Bills to watch

Missouri bill makes initiative campaigns more transparent: The Missouri General Assembly has sent a bill to the governor that would make more information about ballot measures public knowledge. The bill, House Bill 117, requires the ballot title to appear on petitions, increases penalties for persons who commit petition signature fraud, requires the secretary of state to post the ballot language online, and limits the amount of time parties have to file legal complaints with proposed initiatives. Sen. Scott Sifton (D-1) commented on the increasing penalties for fraud, saying, "We’re trying to make sure that the signature gatherer isn’t a forger.
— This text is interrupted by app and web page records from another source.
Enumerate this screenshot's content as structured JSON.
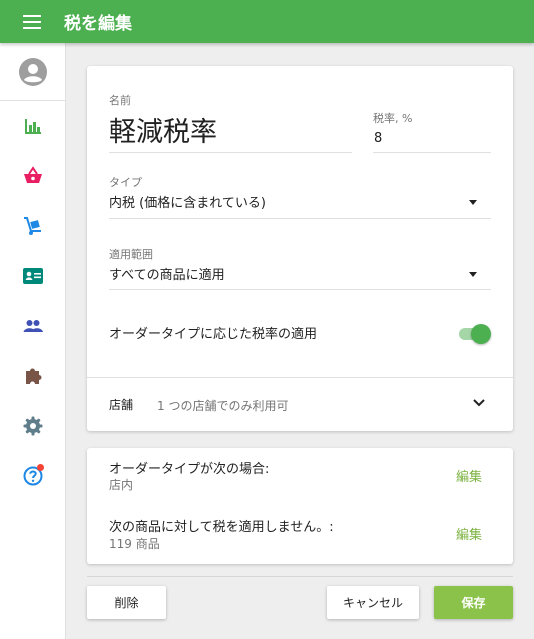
{
  "appbar": {
    "title": "税を編集"
  },
  "form": {
    "name_label": "名前",
    "name_value": "軽減税率",
    "rate_label": "税率, %",
    "rate_value": "8",
    "type_label": "タイプ",
    "type_value": "内税 (価格に含まれている)",
    "scope_label": "適用範囲",
    "scope_value": "すべての商品に適用",
    "order_type_toggle_label": "オーダータイプに応じた税率の適用",
    "order_type_toggle_on": true,
    "store_label": "店舗",
    "store_value": "1 つの店舗でのみ利用可"
  },
  "conditions": {
    "order_type_title": "オーダータイプが次の場合:",
    "order_type_value": "店内",
    "exclude_title": "次の商品に対して税を適用しません。:",
    "exclude_value": "119 商品",
    "edit_label": "編集"
  },
  "actions": {
    "delete": "削除",
    "cancel": "キャンセル",
    "save": "保存"
  },
  "colors": {
    "primary": "#4caf50",
    "accent_link": "#7cb342",
    "save_button": "#8bc34a",
    "notification_dot": "#f44336"
  }
}
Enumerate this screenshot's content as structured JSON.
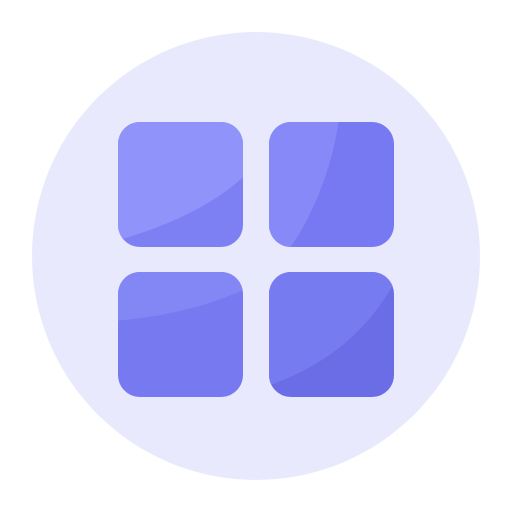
{
  "icon": {
    "name": "app-grid-icon",
    "colors": {
      "background_circle": "#e9e9fd",
      "tile_top_left": "#8a8ef8",
      "tile_top_right": "#8588f6",
      "tile_bottom_left": "#787cf1",
      "tile_bottom_right": "#6c6ee8",
      "highlight": "#ffffff"
    }
  }
}
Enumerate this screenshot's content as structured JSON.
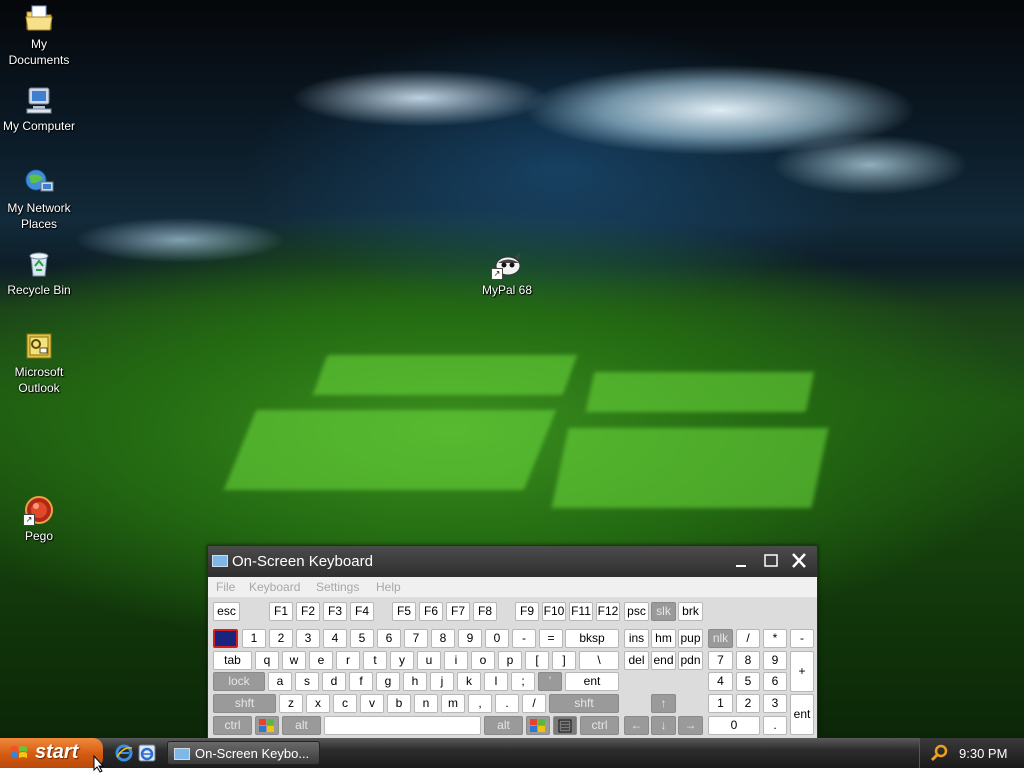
{
  "desktop_icons": [
    {
      "label": "My Documents",
      "icon": "my-documents-icon"
    },
    {
      "label": "My Computer",
      "icon": "my-computer-icon"
    },
    {
      "label": "My Network Places",
      "icon": "network-places-icon"
    },
    {
      "label": "Recycle Bin",
      "icon": "recycle-bin-icon"
    },
    {
      "label": "Microsoft Outlook",
      "icon": "outlook-icon"
    },
    {
      "label": "Pego",
      "icon": "pego-icon"
    },
    {
      "label": "MyPal 68",
      "icon": "mypal-icon"
    }
  ],
  "osk": {
    "title": "On-Screen Keyboard",
    "menu": [
      "File",
      "Keyboard",
      "Settings",
      "Help"
    ],
    "keys": [
      [
        "esc",
        "F1",
        "F2",
        "F3",
        "F4",
        "F5",
        "F6",
        "F7",
        "F8",
        "F9",
        "F10",
        "F11",
        "F12",
        "psc",
        "slk",
        "brk"
      ],
      [
        "",
        "1",
        "2",
        "3",
        "4",
        "5",
        "6",
        "7",
        "8",
        "9",
        "0",
        "-",
        "=",
        "bksp",
        "ins",
        "hm",
        "pup",
        "nlk",
        "/",
        "*",
        "-"
      ],
      [
        "tab",
        "q",
        "w",
        "e",
        "r",
        "t",
        "y",
        "u",
        "i",
        "o",
        "p",
        "[",
        "]",
        "\\",
        "del",
        "end",
        "pdn",
        "7",
        "8",
        "9",
        "+"
      ],
      [
        "lock",
        "a",
        "s",
        "d",
        "f",
        "g",
        "h",
        "j",
        "k",
        "l",
        ";",
        "'",
        "ent",
        "4",
        "5",
        "6"
      ],
      [
        "shft",
        "z",
        "x",
        "c",
        "v",
        "b",
        "n",
        "m",
        ",",
        ".",
        "/",
        "shft",
        "↑",
        "1",
        "2",
        "3",
        "ent"
      ],
      [
        "ctrl",
        "",
        "alt",
        "",
        "alt",
        "",
        "",
        "ctrl",
        "←",
        "↓",
        "→",
        "0",
        "."
      ]
    ]
  },
  "taskbar": {
    "start_label": "start",
    "task_label": "On-Screen Keybo...",
    "clock": "9:30 PM"
  }
}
We would hope that nobody that would sign would be forging, but I don’t think it’s reasonable to make the signature gatherer the indemnitor against forgery by somebody signing, and I don’t think that’s what we’re doing by this language."</ref>, "Changing the requirements for petitions," May 28, 2013</ref>

See also